“Train DREI 200-11’s crew consisted of an engineer, a conductor and a conductor trainee. The crew started work in the Tuscola yard about 6:25 a.m., switching, pulling and spotting railcars for several local customers.4 About 8:35 a.m., the crew picked up seven railcars to deliver to the Union Pacific Railroad interchange track and departed the yard.5 The crew arrived at the interchange to deliver the railcars about 9:10 a.m. The crew then departed the interchange about 9:25 a.m. to pick up three railcars and return to the Cabot industrial facility.
“The DREI trainmaster called the crew’s company cell phone twice between 9:25 a.m. and 9:35 a.m. to instruct them to assist another crew after their work at Cabot was complete. The conductor trainee answered both phone calls and briefed the rest of the crew on the changes in work assignment. During interviews, the engineer told National Transportation Safety Board investigators that the crew expected that their return to Cabot at 9:25 a.m. would be the last assignment of the day. The engineer also told investigators that the conductor said assisting the other crew would add 4 or 5 hours of work. The engineer and conductor trainee stated the conductor then became visibly angry and increased his pace of work when told of the change in work assignment. During the interviews with investigators, witnesses shared that the conductor had a history of becoming angry when plans changed.
4 (a) A switch is a track structure with movable rails to divert rolling stock from one track to another. (b) Spotting is the act of placing a railcar in a specific location on a track.
5 Interchange is a track or yard where two or more railroads meet and exchange rolling stock.
“With the new assignment, the crew picked up three railcars and began to shove those railcars towards Cabot with the conductor trainee controlling the movement (via radio communication with the engineer) from the south side of the lead railcar and the conductor riding the north side of the lead railcar.6 The crew stopped at the Cabot track switch that controlled train movement into the Cabot industrial facility, and the conductor trainee dismounted the railcar to line the switch into the facility. The conductor remained on the north side ladder of the lead railcar and assumed control over the train movement, giving instructions to the engineer to shove into Cabot. As the crew began to shove the railcars into the Cabot industrial facility, the conductor trainee mounted the south side of the lead railcar. During interviews, the engineer and conductor trainee told investigators that there was not a job briefing when the conductor took control over the movement.
“Investigators were able to obtain and review surveillance video of the Cabot facility and observed the actions of the conductor. About 9:42 a.m., as the crew was shoving into the Cabot industrial facility, the conductor positioned himself on the end ladder of the lead railcar in the direction of movement and attempted to open the entrance gate fouling the track. (See figure 2.) As the conductor’s hand made contact with the gate, he was pulled from the railcar onto the track where he was struck by the moving train.
6 A shoving movement is the process of pushing railcars or a train from the rear.
“The conductor trainee radioed the engineer to stop the movement and dismounted the equipment.

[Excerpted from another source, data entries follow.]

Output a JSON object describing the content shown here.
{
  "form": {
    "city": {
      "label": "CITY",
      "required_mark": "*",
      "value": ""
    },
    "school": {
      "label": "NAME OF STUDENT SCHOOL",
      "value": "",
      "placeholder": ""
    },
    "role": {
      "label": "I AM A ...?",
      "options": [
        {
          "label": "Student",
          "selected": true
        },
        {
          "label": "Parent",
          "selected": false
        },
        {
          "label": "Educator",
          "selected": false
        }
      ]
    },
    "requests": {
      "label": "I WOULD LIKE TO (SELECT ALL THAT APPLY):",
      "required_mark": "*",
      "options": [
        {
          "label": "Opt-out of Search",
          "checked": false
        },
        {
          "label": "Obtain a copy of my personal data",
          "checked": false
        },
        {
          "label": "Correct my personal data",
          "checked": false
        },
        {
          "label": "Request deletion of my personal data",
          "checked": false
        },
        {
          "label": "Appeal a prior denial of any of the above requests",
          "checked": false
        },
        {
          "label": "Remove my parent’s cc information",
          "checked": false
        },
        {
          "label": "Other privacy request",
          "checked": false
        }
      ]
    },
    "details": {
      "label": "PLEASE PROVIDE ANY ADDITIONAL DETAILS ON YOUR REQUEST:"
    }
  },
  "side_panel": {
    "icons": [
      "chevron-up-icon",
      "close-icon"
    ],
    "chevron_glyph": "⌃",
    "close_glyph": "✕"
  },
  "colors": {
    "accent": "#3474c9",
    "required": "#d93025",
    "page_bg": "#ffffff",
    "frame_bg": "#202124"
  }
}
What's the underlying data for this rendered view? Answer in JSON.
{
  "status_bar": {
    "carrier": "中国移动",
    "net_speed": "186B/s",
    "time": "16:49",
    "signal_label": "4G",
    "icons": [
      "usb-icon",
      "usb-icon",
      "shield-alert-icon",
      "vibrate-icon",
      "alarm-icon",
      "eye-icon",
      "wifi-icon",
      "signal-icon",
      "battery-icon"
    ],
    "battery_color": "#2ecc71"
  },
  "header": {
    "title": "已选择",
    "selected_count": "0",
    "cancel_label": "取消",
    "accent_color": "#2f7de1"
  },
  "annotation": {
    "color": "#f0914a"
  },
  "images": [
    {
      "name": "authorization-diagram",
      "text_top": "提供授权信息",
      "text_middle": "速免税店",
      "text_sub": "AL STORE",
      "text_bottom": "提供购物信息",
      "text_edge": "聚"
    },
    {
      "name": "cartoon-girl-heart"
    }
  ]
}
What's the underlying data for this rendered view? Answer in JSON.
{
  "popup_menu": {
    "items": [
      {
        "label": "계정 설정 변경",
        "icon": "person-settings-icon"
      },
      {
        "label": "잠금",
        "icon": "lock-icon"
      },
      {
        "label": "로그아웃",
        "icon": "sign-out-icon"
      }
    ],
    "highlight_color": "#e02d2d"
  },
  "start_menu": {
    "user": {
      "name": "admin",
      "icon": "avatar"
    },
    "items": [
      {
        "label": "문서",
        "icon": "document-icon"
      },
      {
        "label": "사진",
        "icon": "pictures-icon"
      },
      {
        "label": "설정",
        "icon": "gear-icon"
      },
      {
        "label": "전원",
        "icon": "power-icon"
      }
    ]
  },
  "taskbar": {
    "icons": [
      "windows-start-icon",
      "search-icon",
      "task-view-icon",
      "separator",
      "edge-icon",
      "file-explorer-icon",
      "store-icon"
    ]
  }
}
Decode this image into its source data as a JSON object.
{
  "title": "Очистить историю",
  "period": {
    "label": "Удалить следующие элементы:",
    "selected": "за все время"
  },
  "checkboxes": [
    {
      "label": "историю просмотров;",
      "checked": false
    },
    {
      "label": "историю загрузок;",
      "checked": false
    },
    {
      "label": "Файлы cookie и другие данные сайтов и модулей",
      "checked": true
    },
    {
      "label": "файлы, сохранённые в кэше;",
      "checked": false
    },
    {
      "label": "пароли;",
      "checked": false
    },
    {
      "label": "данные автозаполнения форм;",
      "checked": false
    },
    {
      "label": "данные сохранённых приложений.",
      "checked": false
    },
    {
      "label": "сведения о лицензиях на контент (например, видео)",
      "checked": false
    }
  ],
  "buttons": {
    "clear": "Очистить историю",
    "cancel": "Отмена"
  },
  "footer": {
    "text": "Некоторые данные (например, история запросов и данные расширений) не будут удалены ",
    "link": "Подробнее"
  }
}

The engineer walked back and phoned the DREI general manager upon finding the unresponsive conductor. The engineer then called 911, and the Douglas County Sheriff’s Department; Tuscola police, fire, emergency medical technician; and Douglas County coroner were notified and arrived on scene about 10:00 a.m.”
For complete details of the accident investigation and determination of probable cause, please refer to the copy of the complete report, which can be found here.